◆ **TASK REQUIREMENTS**: Once you have read the entries, copy all of them exactly.

◆ **DATA SHOWN**:
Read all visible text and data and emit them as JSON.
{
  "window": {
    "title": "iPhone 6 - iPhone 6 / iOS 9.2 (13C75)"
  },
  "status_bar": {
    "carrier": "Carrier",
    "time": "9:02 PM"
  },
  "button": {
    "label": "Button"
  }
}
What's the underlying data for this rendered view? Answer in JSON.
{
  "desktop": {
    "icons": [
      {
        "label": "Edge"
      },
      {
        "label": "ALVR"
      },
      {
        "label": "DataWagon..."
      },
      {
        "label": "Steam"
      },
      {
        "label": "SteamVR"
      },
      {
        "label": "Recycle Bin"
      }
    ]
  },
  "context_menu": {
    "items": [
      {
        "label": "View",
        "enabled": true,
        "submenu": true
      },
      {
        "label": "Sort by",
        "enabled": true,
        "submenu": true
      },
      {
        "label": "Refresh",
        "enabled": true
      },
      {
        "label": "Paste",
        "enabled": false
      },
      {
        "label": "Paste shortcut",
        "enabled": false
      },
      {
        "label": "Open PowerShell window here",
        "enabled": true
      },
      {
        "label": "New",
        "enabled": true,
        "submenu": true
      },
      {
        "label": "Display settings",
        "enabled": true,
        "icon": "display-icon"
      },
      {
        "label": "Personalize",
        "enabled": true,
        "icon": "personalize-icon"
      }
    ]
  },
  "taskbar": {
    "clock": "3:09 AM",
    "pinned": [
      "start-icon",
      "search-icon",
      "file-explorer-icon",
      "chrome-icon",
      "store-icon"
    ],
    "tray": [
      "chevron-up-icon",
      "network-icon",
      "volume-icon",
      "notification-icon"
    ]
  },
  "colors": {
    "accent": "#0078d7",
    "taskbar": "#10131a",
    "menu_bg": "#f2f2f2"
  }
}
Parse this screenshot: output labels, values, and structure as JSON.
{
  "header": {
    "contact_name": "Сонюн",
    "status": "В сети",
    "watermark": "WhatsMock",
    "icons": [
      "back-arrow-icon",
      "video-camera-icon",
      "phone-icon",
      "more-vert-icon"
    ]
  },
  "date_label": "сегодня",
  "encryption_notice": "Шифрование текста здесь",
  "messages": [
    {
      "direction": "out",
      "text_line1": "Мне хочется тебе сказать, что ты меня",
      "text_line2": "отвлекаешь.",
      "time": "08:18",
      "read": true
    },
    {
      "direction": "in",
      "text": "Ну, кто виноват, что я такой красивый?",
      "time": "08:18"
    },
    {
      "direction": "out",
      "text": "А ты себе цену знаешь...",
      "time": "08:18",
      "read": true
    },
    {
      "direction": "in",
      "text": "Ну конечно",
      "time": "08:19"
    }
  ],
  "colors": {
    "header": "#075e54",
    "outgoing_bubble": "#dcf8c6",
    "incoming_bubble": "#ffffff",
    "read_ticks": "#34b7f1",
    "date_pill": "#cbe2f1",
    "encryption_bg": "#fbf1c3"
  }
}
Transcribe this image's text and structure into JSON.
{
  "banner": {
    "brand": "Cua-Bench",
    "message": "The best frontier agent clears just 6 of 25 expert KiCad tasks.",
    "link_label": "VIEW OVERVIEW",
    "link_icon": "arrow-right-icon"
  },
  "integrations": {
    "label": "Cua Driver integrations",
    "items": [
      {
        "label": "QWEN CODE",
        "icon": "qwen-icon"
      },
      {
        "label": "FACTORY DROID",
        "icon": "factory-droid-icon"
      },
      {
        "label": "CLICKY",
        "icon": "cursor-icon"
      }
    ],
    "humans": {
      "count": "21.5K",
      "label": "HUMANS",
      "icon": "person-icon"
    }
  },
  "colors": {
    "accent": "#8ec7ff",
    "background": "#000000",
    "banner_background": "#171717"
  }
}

◆ **ANSWER TO THE EXERCISE**:
Read all visible text and data and emit them as JSON.
{
  "window": {
    "title": "iPhone 6 - iPhone 6 / iOS 9.2 (13C75)"
  },
  "status_bar": {
    "carrier": "Carrier",
    "time": "9:02 PM"
  },
  "button": {
    "label": "Button"
  }
}
What's the underlying data for this rendered view? Answer in JSON.
{
  "desktop": {
    "icons": [
      {
        "label": "Edge"
      },
      {
        "label": "ALVR"
      },
      {
        "label": "DataWagon..."
      },
      {
        "label": "Steam"
      },
      {
        "label": "SteamVR"
      },
      {
        "label": "Recycle Bin"
      }
    ]
  },
  "context_menu": {
    "items": [
      {
        "label": "View",
        "enabled": true,
        "submenu": true
      },
      {
        "label": "Sort by",
        "enabled": true,
        "submenu": true
      },
      {
        "label": "Refresh",
        "enabled": true
      },
      {
        "label": "Paste",
        "enabled": false
      },
      {
        "label": "Paste shortcut",
        "enabled": false
      },
      {
        "label": "Open PowerShell window here",
        "enabled": true
      },
      {
        "label": "New",
        "enabled": true,
        "submenu": true
      },
      {
        "label": "Display settings",
        "enabled": true,
        "icon": "display-icon"
      },
      {
        "label": "Personalize",
        "enabled": true,
        "icon": "personalize-icon"
      }
    ]
  },
  "taskbar": {
    "clock": "3:09 AM",
    "pinned": [
      "start-icon",
      "search-icon",
      "file-explorer-icon",
      "chrome-icon",
      "store-icon"
    ],
    "tray": [
      "chevron-up-icon",
      "network-icon",
      "volume-icon",
      "notification-icon"
    ]
  },
  "colors": {
    "accent": "#0078d7",
    "taskbar": "#10131a",
    "menu_bg": "#f2f2f2"
  }
}
Parse this screenshot: output labels, values, and structure as JSON.
{
  "header": {
    "contact_name": "Сонюн",
    "status": "В сети",
    "watermark": "WhatsMock",
    "icons": [
      "back-arrow-icon",
      "video-camera-icon",
      "phone-icon",
      "more-vert-icon"
    ]
  },
  "date_label": "сегодня",
  "encryption_notice": "Шифрование текста здесь",
  "messages": [
    {
      "direction": "out",
      "text_line1": "Мне хочется тебе сказать, что ты меня",
      "text_line2": "отвлекаешь.",
      "time": "08:18",
      "read": true
    },
    {
      "direction": "in",
      "text": "Ну, кто виноват, что я такой красивый?",
      "time": "08:18"
    },
    {
      "direction": "out",
      "text": "А ты себе цену знаешь...",
      "time": "08:18",
      "read": true
    },
    {
      "direction": "in",
      "text": "Ну конечно",
      "time": "08:19"
    }
  ],
  "colors": {
    "header": "#075e54",
    "outgoing_bubble": "#dcf8c6",
    "incoming_bubble": "#ffffff",
    "read_ticks": "#34b7f1",
    "date_pill": "#cbe2f1",
    "encryption_bg": "#fbf1c3"
  }
}
Transcribe this image's text and structure into JSON.
{
  "banner": {
    "brand": "Cua-Bench",
    "message": "The best frontier agent clears just 6 of 25 expert KiCad tasks.",
    "link_label": "VIEW OVERVIEW",
    "link_icon": "arrow-right-icon"
  },
  "integrations": {
    "label": "Cua Driver integrations",
    "items": [
      {
        "label": "QWEN CODE",
        "icon": "qwen-icon"
      },
      {
        "label": "FACTORY DROID",
        "icon": "factory-droid-icon"
      },
      {
        "label": "CLICKY",
        "icon": "cursor-icon"
      }
    ],
    "humans": {
      "count": "21.5K",
      "label": "HUMANS",
      "icon": "person-icon"
    }
  },
  "colors": {
    "accent": "#8ec7ff",
    "background": "#000000",
    "banner_background": "#171717"
  }
}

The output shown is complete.